- Neurodermatitis – This form of eczema starts with an itchy patch of skin. These occur in commonly scratched areas, and scratching then makes the areas more irritated and itchy. This itch-scratch cycle causes the affected skin to become thick and leathery. Neurodermatitis occurs in areas that can be reached and scratched: the head, neck, wrists, forearms, ankles, vulva, scrotum, and anus. Treatment success depends on the patient being able to resist the urge to rub or itch the affected areas, but this can be difficult as the itching can be intense.
- Nummular Dermatitis – This form of eczema looks much different than other more common forms. Patients with nummular dermatitis develop coin-shaped spots on their skin. These spots can be very itchy and difficult to treat. It is thought that nummular dermatitis can be triggered by insect bites, reactions to skin inflammation, or dry skin in the winter.
- Seborrheic Dermatitis – Another chronic form of eczema, seborrheic dermatitis appears on areas of the body where there are a lot of oil-producing sebaceous glands, such as the upper back, scalp, and the nose. This form of eczema is common in infants and is known colloquially as “cradle cap.” In adults, it also commonly appears on the scalp. Symptoms may range from dry flakes (dandruff) to yellow, greasy scales with reddened skin. It’s thought that hormones play a role in this form of eczema.

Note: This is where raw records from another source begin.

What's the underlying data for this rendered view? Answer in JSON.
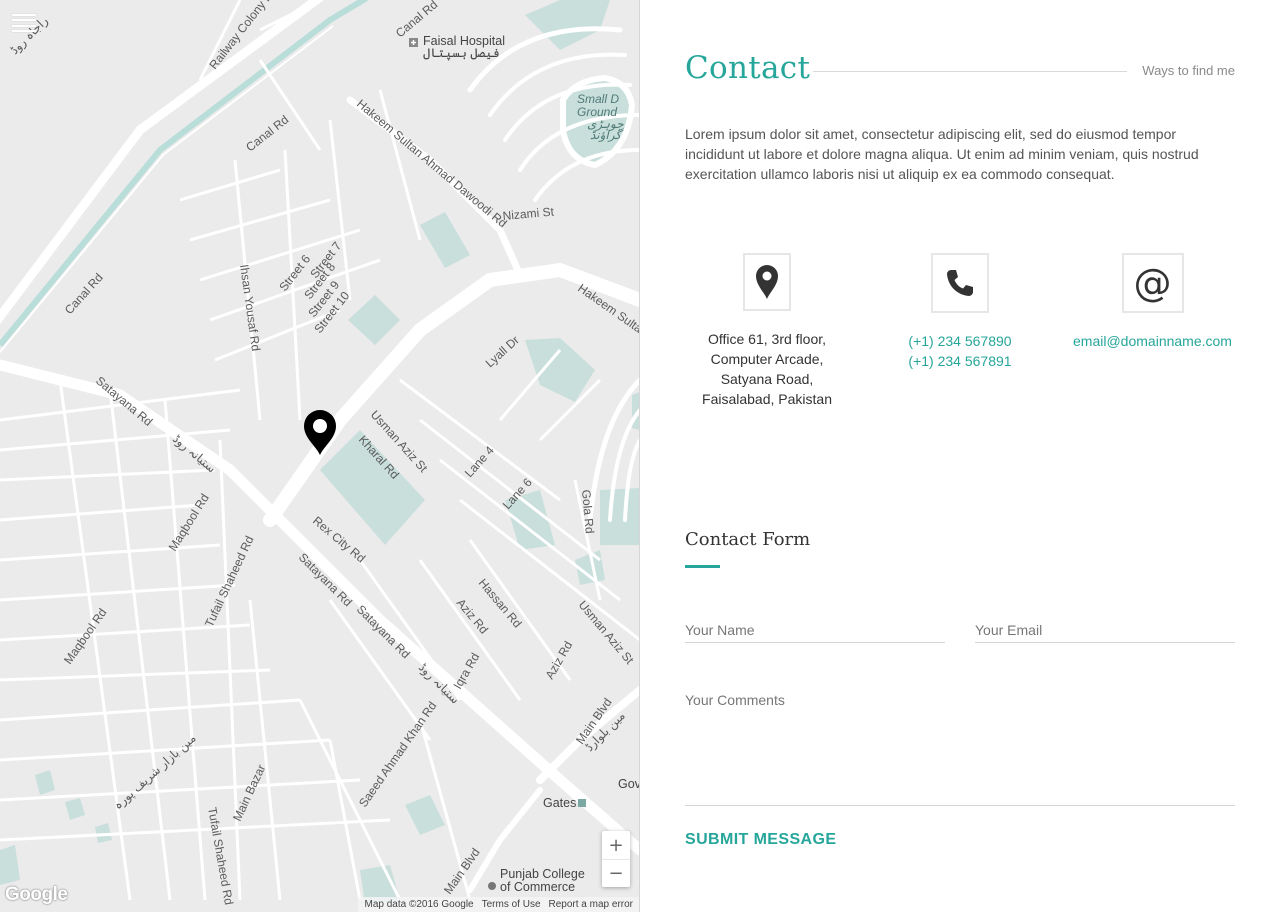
{
  "map": {
    "streets": [
      "Canal Rd",
      "Canal Rd",
      "Canal Rd",
      "Railway Colony Rd",
      "Hakeem Sultan Ahmad Dawoodi Rd",
      "Nizami St",
      "Hakeem Sulta",
      "Ihsan Yousaf Rd",
      "Street 6",
      "Street 7",
      "Street 8",
      "Street 9",
      "Street 10",
      "Lyall Dr",
      "Satayana Rd",
      "Usman Aziz St",
      "Kharal Rd",
      "Lane 4",
      "Lane 6",
      "Gola Rd",
      "Maqbool Rd",
      "Rex City Rd",
      "Tufail Shaheed Rd",
      "Satayana Rd",
      "Satayana Rd",
      "Hassan Rd",
      "Aziz Rd",
      "Usman Aziz St",
      "Maqbool Rd",
      "Iqra Rd",
      "Aziz Rd",
      "Main Blvd",
      "Saeed Ahmad Khan Rd",
      "Main Bazar",
      "Tufail Shaheed Rd",
      "Main Blvd"
    ],
    "urdu_labels": [
      "ستیانہ روڈ",
      "ستیانہ روڈ",
      "مین بازار شریف پورہ",
      "مین بلوارڈ",
      "راجاہ روڈ"
    ],
    "pois": [
      "Faisal Hospital",
      "فیصل ہسپتال",
      "Small D",
      "Ground",
      "جوہڑی",
      "گراؤنڈ",
      "Punjab College",
      "of Commerce",
      "Gates",
      "Gov"
    ],
    "logo": "Google",
    "attribution": "Map data ©2016 Google",
    "terms": "Terms of Use",
    "report": "Report a map error",
    "zoom_in": "+",
    "zoom_out": "−",
    "icons": {
      "menu": "hamburger-icon",
      "pin": "map-pin-icon"
    }
  },
  "header": {
    "title": "Contact",
    "subtitle": "Ways to find me"
  },
  "intro": "Lorem ipsum dolor sit amet, consectetur adipiscing elit, sed do eiusmod tempor incididunt ut labore et dolore magna aliqua. Ut enim ad minim veniam, quis nostrud exercitation ullamco laboris nisi ut aliquip ex ea commodo consequat.",
  "info": {
    "address": {
      "icon": "location-pin-icon",
      "lines": [
        "Office 61, 3rd floor,",
        "Computer Arcade,",
        "Satyana Road,",
        "Faisalabad, Pakistan"
      ]
    },
    "phone": {
      "icon": "phone-icon",
      "lines": [
        "(+1) 234 567890",
        "(+1) 234 567891"
      ]
    },
    "email": {
      "icon": "at-sign-icon",
      "glyph": "@",
      "lines": [
        "email@domainname.com"
      ]
    }
  },
  "form": {
    "title": "Contact Form",
    "name_placeholder": "Your Name",
    "email_placeholder": "Your Email",
    "comments_placeholder": "Your Comments",
    "submit_label": "SUBMIT MESSAGE"
  },
  "colors": {
    "accent": "#26a69a",
    "map_bg": "#ebebeb",
    "map_road": "#ffffff",
    "map_canal": "#b9ddd9"
  }
}
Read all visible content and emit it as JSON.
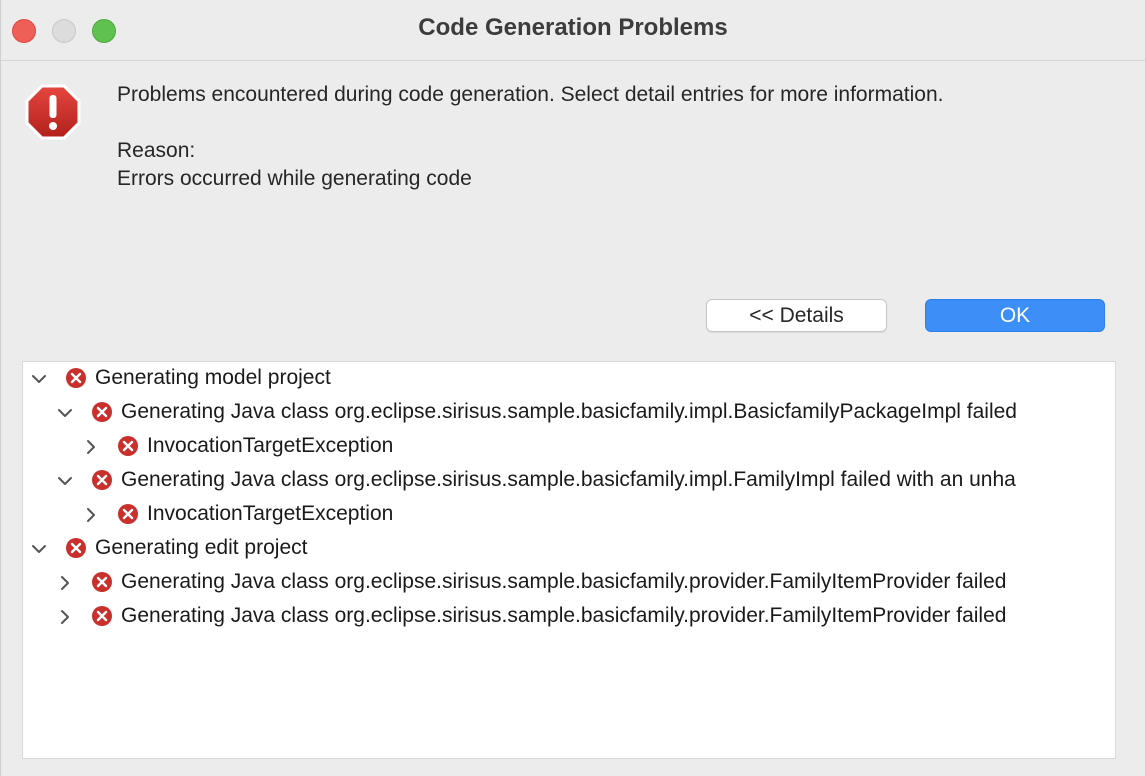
{
  "window": {
    "title": "Code Generation Problems"
  },
  "dialog": {
    "message": "Problems encountered during code generation. Select detail entries for more information.",
    "reason_label": "Reason:",
    "reason_text": "Errors occurred while generating code"
  },
  "buttons": {
    "details_label": "<< Details",
    "ok_label": "OK"
  },
  "colors": {
    "ok_button": "#3b8ff6",
    "error_icon": "#c9302c"
  },
  "tree": {
    "rows": [
      {
        "label": "Generating model project",
        "expanded": true,
        "level": 0,
        "icon": "error-icon"
      },
      {
        "label": "Generating Java class org.eclipse.sirisus.sample.basicfamily.impl.BasicfamilyPackageImpl failed",
        "expanded": true,
        "level": 1,
        "icon": "error-icon"
      },
      {
        "label": "InvocationTargetException",
        "expanded": false,
        "level": 2,
        "icon": "error-icon"
      },
      {
        "label": "Generating Java class org.eclipse.sirisus.sample.basicfamily.impl.FamilyImpl failed with an unha",
        "expanded": true,
        "level": 1,
        "icon": "error-icon"
      },
      {
        "label": "InvocationTargetException",
        "expanded": false,
        "level": 2,
        "icon": "error-icon"
      },
      {
        "label": "Generating edit project",
        "expanded": true,
        "level": 0,
        "icon": "error-icon"
      },
      {
        "label": "Generating Java class org.eclipse.sirisus.sample.basicfamily.provider.FamilyItemProvider failed",
        "expanded": false,
        "level": 1,
        "icon": "error-icon"
      },
      {
        "label": "Generating Java class org.eclipse.sirisus.sample.basicfamily.provider.FamilyItemProvider failed",
        "expanded": false,
        "level": 1,
        "icon": "error-icon"
      }
    ]
  }
}
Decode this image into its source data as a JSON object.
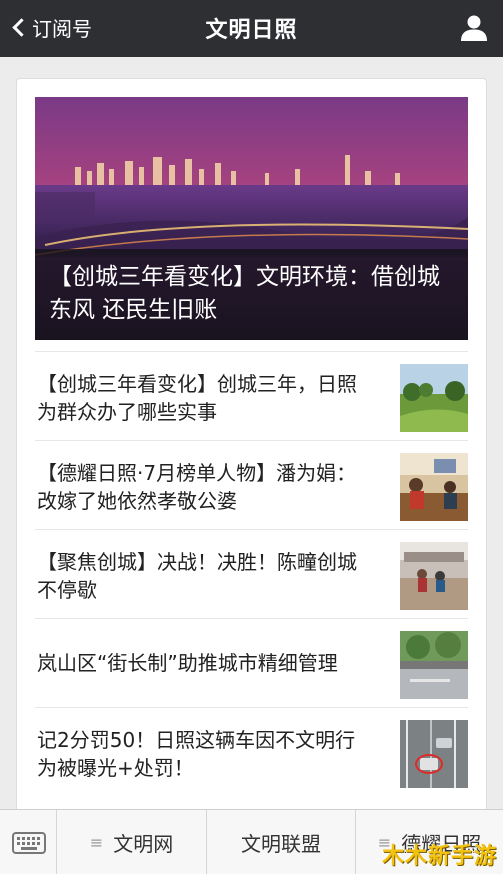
{
  "navbar": {
    "back_label": "订阅号",
    "title": "文明日照"
  },
  "hero": {
    "caption": "【创城三年看变化】文明环境：借创城东风 还民生旧账"
  },
  "articles": [
    {
      "title": "【创城三年看变化】创城三年，日照为群众办了哪些实事",
      "thumb": "park-lawn"
    },
    {
      "title": "【德耀日照·7月榜单人物】潘为娟：改嫁了她依然孝敬公婆",
      "thumb": "home-interior"
    },
    {
      "title": "【聚焦创城】决战！决胜！陈疃创城不停歇",
      "thumb": "village-square"
    },
    {
      "title": "岚山区“街长制”助推城市精细管理",
      "thumb": "street-trees"
    },
    {
      "title": "记2分罚50！日照这辆车因不文明行为被曝光+处罚！",
      "thumb": "traffic-camera"
    }
  ],
  "bottom_menu": {
    "items": [
      {
        "label": "文明网"
      },
      {
        "label": "文明联盟"
      },
      {
        "label": "德耀日照"
      }
    ]
  },
  "watermark": "木木新手游",
  "icons": {
    "back": "chevron-left-icon",
    "user": "user-icon",
    "keyboard": "keyboard-icon",
    "menu": "hamburger-icon"
  }
}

- Stasis Dermatitis – Also known as venous eczema, this occurs when the patient has a problem with blood flow in the veins and pressure develops. This pressure can cause fluid to leak out of the veins and into the skin, resulting in stasis dermatitis. This usually occurs in the lower legs. Symptoms include swelling around the ankles, redness, scaling, itching, and pain.
If your eczema is more severe and stubborn, the above probably won’t be enough. Dr. Shah will likely prescribe these any of these possible medications:
- Hydrocortisone — These creams or ointments calm the skin inflammation.
- Antihistamines — These help calm your immune reaction.
- Corticosteroids — These anti-inflammatory drugs target serious outbreaks.
- Immune system drugs — There are a number of drugs, and prescription creams and ointments that control the inflammation and reduce immune system reactions.
- Injectables — Dupilumab (brand name Dupixent) is an injectable medicine for severe atopic dermatitis. Typically given every two weeks as an injection, it controls the body’s inflammatory respond.
- Prescription-strength moisturizers — These support the skin’s barrier against irritants and allergens.
- Ultraviolet light therapy — This can help to calm the inflammation on the skin.
Intense pulsed light — These short duration pulses of wavelengths of high-intensity light can also calm inflammation.
Schedule a Consultation
If you want to put an end to dry skin and itching, schedule a dermatology consultation today. Call us at (702) 684-5502 to request an appointment.